Active Duty Servicemembers with Child Support Orders
Servicemembers, including members of the National Guard and Reserves, who are called to active duty, should contact DOR to provide information about their activation.
Contact by phone: (800) 332-2733 (617) 660-1234 (callers from Charlestown, Chelsea, East Boston, Everett and Revere)
Contact by email: firstname.lastname@example.org.
Newly activated servicemembers who have been paying child support by income withholding should contact DOR as soon as possible after they are called to active duty. DOR can issue an income withholding order to the Defense Finance and Accounting Service (DFAS) so that the child support will be deducted from the servicemember’s military pay.
There may be some delay before the income withholding at DFAS goes into effect. To avoid any accrual of arrears during this time, servicemembers must make payments on their own using DOR’s payment coupons until child support is being deducted from their military pay.
Interest and Penalties
DOR assesses interest and penalties on the last day of any month in which past-due support is owed and the total monthly child support obligation was not paid. In some cases, because of limits in the amount that DFAS can withhold from a servicemember’s pay, the amount of the withholding may be insufficient to satisfy the total monthly amount due. If you are paying child support by income withholding, but the amount withheld is less than the total monthly amount due, you should contact DOR to find out if you are eligible for an exemption from interest and penalty charges.
Military activation may mean a sizeable reduction in monthly income. The change in income may justify a change in the amount of the child support order. Under Massachusetts law, only a court can modify a child support order. DOR can assist you in asking the court for a modification and in obtaining the forms and instructions needed to request a modification of the child support order.
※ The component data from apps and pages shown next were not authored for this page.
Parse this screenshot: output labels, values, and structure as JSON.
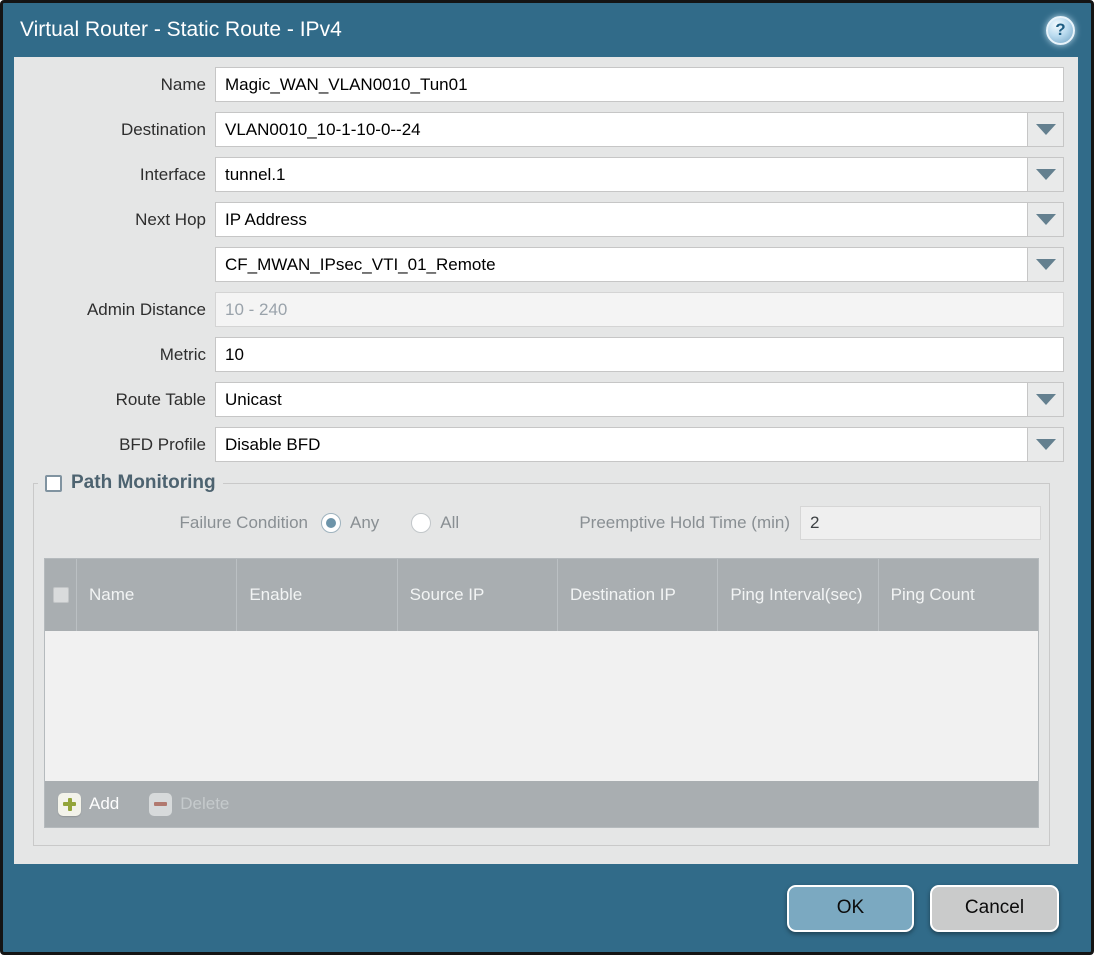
{
  "window": {
    "title": "Virtual Router - Static Route - IPv4"
  },
  "icons": {
    "help_glyph": "?"
  },
  "form": {
    "name": {
      "label": "Name",
      "value": "Magic_WAN_VLAN0010_Tun01"
    },
    "destination": {
      "label": "Destination",
      "value": "VLAN0010_10-1-10-0--24"
    },
    "interface": {
      "label": "Interface",
      "value": "tunnel.1"
    },
    "next_hop": {
      "label": "Next Hop",
      "value": "IP Address"
    },
    "next_hop_value": {
      "value": "CF_MWAN_IPsec_VTI_01_Remote"
    },
    "admin_distance": {
      "label": "Admin Distance",
      "placeholder": "10 - 240"
    },
    "metric": {
      "label": "Metric",
      "value": "10"
    },
    "route_table": {
      "label": "Route Table",
      "value": "Unicast"
    },
    "bfd_profile": {
      "label": "BFD Profile",
      "value": "Disable BFD"
    }
  },
  "path_monitoring": {
    "title": "Path Monitoring",
    "enabled": false,
    "failure_condition": {
      "label": "Failure Condition",
      "options": [
        {
          "label": "Any",
          "selected": true
        },
        {
          "label": "All",
          "selected": false
        }
      ]
    },
    "preemptive_hold_time": {
      "label": "Preemptive Hold Time (min)",
      "value": "2"
    },
    "table": {
      "columns": [
        "Name",
        "Enable",
        "Source IP",
        "Destination IP",
        "Ping Interval(sec)",
        "Ping Count"
      ],
      "rows": [],
      "add_label": "Add",
      "delete_label": "Delete"
    }
  },
  "footer": {
    "ok_label": "OK",
    "cancel_label": "Cancel"
  },
  "colors": {
    "frame_teal": "#316b89",
    "table_header_gray": "#a9aeb1",
    "ok_button_blue": "#7ba9c1",
    "add_plus_green": "#93a53a",
    "delete_minus_red": "#b1796f"
  }
}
You should remember, however, that until the court modifies the order, you are responsible for paying the current court order amount on time and in full. DOR has a legal obligation to continue to use all available enforcement remedies to collect any past-due support that accrues.
If you are ordered to provide health insurance coverage for your children, your call to military duty means your existing insurance coverage with your civilian employer will end. However, you may enroll your children in the military health care coverage TRICARE. You must notify DOR that you will no longer be maintaining your existing health insurance plan and, if needed, request assistance in enrolling your children in the military’s TRICARE coverage.
Authorization for Release of Information
DOR’s policy prevents discussion about a servicemember’s child support case with anyone other than the servicemember or the other parent in the case without written permission to do so. Servicemembers may want to designate someone else to speak with DOR on their behalf. To do so, you must provide a completed Authorization for Release of Information, available on DOR’s web site at http://www.mass.gov/dor/child-support/. Once DOR has the form on file, the designated individual will be authorized to speak with DOR personnel about your child support case.
Veterans who are collecting veteran’s benefits from the federal government or the Commonwealth of Massachusetts and have a child support obligation should contact DOR to discuss their child support cases. While some federal and state veteran’s benefits are not subject to income withholding, veterans who receive these benefits can enter into voluntary payment agreements to pay their child support obligations. By entering into a voluntary payment agreement, you may be able to avoid certain enforcement actions to collect past-due support. Veterans may also be eligible for an exemption from interest and penalty charges based on receipt of certain veteran’s benefits. If you have a current support obligation and are a disabled veteran or your earning capacity has changed since your return from active duty, DOR can assist you in asking the court for a modification of your child support order.